The Nokia Lumia 520 has a 1430 mAh battery to keep it going. That's a slight boost over the 1300 mAh battery found in the Nokia Lumia 620, but some way short of the 1950 mAh battery packed into the Huawei Ascend W1.
The slight bump in battery size equated to a slight bump in performance over the Nokia Lumia 620, but it's an important improvement as while the Lumia 620 would sometimes struggle to make it through a day the Lumia 520 generally seemed fine - though you'd still normally need to charge it overnight.
In our patented battery test - running a 90 minute video from a fully charged handset with Wi-Fi on, social networks and emails set to push notifications and the screen turned up to full brightness, we saw the battery drop to 66% by the end of the test.
That's not brilliant performance, but when used in other ways - for example phone calls, playing music, sending texts etc the Nokia Lumia 520 performed a lot better and unless you're watching a lot of videos you should easily get a day's use out of it.
Nokia rates the Lumia 520 for up to 360 hours of standby time over 3G, 14.8 hours of talk time over 3G, 9.6 hours of talk time over 2G or 61 hours of music playback, which sounds fair, though it notably doesn't post figures on video time.
If the battery doesn't live up to your expectations there is a battery saver, which prevents apps from syncing in the background, plus you can also invest in a spare battery, since it's easily removable if you just pop the back off the phone.
However if you'd rather not do that then the Huawei Ascend W1 might be a better bet, as that is one of the few Windows Phone 8 handsets to actually sport good battery life.
The Nokia Lumia 520 has a handful of different connectivity options, including dual-band Wi-Fi 802.11 a/b/g/n, HSDPA at 21.1 Mbps and HSUPA at 5.76 Mbps. It has also got Bluetooth 3.0 and GPS, but it lacks NFC or a compass - both of which are included in the slightly pricier Nokia Lumia 620.

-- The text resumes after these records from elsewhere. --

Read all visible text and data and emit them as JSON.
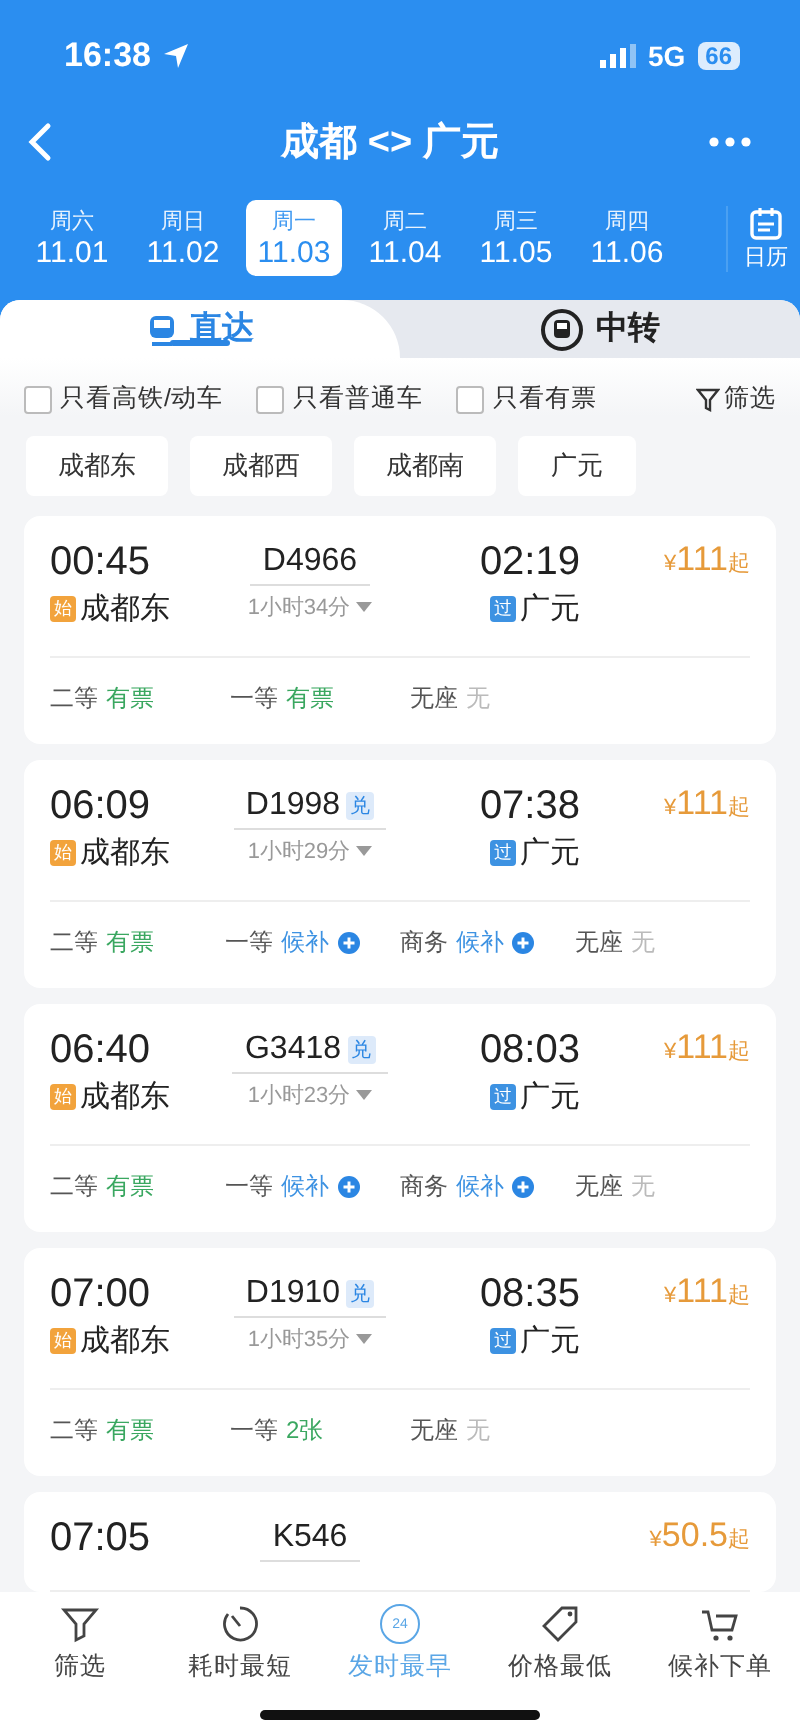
{
  "status_bar": {
    "time": "16:38",
    "network": "5G",
    "battery": "66"
  },
  "header": {
    "title": "成都 <> 广元"
  },
  "dates": [
    {
      "weekday": "周六",
      "date": "11.01",
      "selected": false
    },
    {
      "weekday": "周日",
      "date": "11.02",
      "selected": false
    },
    {
      "weekday": "周一",
      "date": "11.03",
      "selected": true
    },
    {
      "weekday": "周二",
      "date": "11.04",
      "selected": false
    },
    {
      "weekday": "周三",
      "date": "11.05",
      "selected": false
    },
    {
      "weekday": "周四",
      "date": "11.06",
      "selected": false
    }
  ],
  "calendar_label": "日历",
  "tabs": [
    {
      "label": "直达",
      "selected": true
    },
    {
      "label": "中转",
      "selected": false
    }
  ],
  "filters": [
    {
      "label": "只看高铁/动车",
      "checked": false
    },
    {
      "label": "只看普通车",
      "checked": false
    },
    {
      "label": "只看有票",
      "checked": false
    }
  ],
  "filter_button": "筛选",
  "stations": [
    "成都东",
    "成都西",
    "成都南",
    "广元"
  ],
  "trains": [
    {
      "depart": "00:45",
      "from_tag": "始",
      "from": "成都东",
      "number": "D4966",
      "exchange": false,
      "duration": "1小时34分",
      "arrive": "02:19",
      "to_tag": "过",
      "to": "广元",
      "currency": "¥",
      "price": "111",
      "price_suffix": "起",
      "seats": [
        {
          "class": "二等",
          "status": "有票",
          "kind": "available"
        },
        {
          "class": "一等",
          "status": "有票",
          "kind": "available"
        },
        {
          "class": "无座",
          "status": "无",
          "kind": "none"
        }
      ]
    },
    {
      "depart": "06:09",
      "from_tag": "始",
      "from": "成都东",
      "number": "D1998",
      "exchange": true,
      "exchange_label": "兑",
      "duration": "1小时29分",
      "arrive": "07:38",
      "to_tag": "过",
      "to": "广元",
      "currency": "¥",
      "price": "111",
      "price_suffix": "起",
      "seats": [
        {
          "class": "二等",
          "status": "有票",
          "kind": "available"
        },
        {
          "class": "一等",
          "status": "候补",
          "kind": "waitlist"
        },
        {
          "class": "商务",
          "status": "候补",
          "kind": "waitlist"
        },
        {
          "class": "无座",
          "status": "无",
          "kind": "none"
        }
      ]
    },
    {
      "depart": "06:40",
      "from_tag": "始",
      "from": "成都东",
      "number": "G3418",
      "exchange": true,
      "exchange_label": "兑",
      "duration": "1小时23分",
      "arrive": "08:03",
      "to_tag": "过",
      "to": "广元",
      "currency": "¥",
      "price": "111",
      "price_suffix": "起",
      "seats": [
        {
          "class": "二等",
          "status": "有票",
          "kind": "available"
        },
        {
          "class": "一等",
          "status": "候补",
          "kind": "waitlist"
        },
        {
          "class": "商务",
          "status": "候补",
          "kind": "waitlist"
        },
        {
          "class": "无座",
          "status": "无",
          "kind": "none"
        }
      ]
    },
    {
      "depart": "07:00",
      "from_tag": "始",
      "from": "成都东",
      "number": "D1910",
      "exchange": true,
      "exchange_label": "兑",
      "duration": "1小时35分",
      "arrive": "08:35",
      "to_tag": "过",
      "to": "广元",
      "currency": "¥",
      "price": "111",
      "price_suffix": "起",
      "seats": [
        {
          "class": "二等",
          "status": "有票",
          "kind": "available"
        },
        {
          "class": "一等",
          "status": "2张",
          "kind": "available"
        },
        {
          "class": "无座",
          "status": "无",
          "kind": "none"
        }
      ]
    },
    {
      "depart": "07:05",
      "number": "K546",
      "exchange": false,
      "currency": "¥",
      "price": "50.5",
      "price_suffix": "起"
    }
  ],
  "bottom_nav": [
    {
      "label": "筛选",
      "selected": false
    },
    {
      "label": "耗时最短",
      "selected": false
    },
    {
      "label": "发时最早",
      "icon_text": "24",
      "selected": true
    },
    {
      "label": "价格最低",
      "selected": false
    },
    {
      "label": "候补下单",
      "selected": false
    }
  ]
}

Configuring these connections or turning them on and off is pretty straightforward, as there are clearly labelled menus in the settings screen to sort them all out. Unfortunately digging into the settings screen is the only way to manage them, which is a bit of an annoyance as a shortcut would really come in handy.
Getting content on and off the Nokia Lumia 520 is totally painless, you just plug it into a computer using the included micro USB to USB cable, wait a few seconds for your computer to pick it up, then you can look through the handset's folders and simply drag and drop things on and off it.
There's also a micro SD card slot hidden beneath the back cover, which is all but essential for bulking up the storage from the 8GB that it ships with. Using a micro SD card additionally gives you an extra way to get content on and off the phone, as you can load it up with things before putting it in.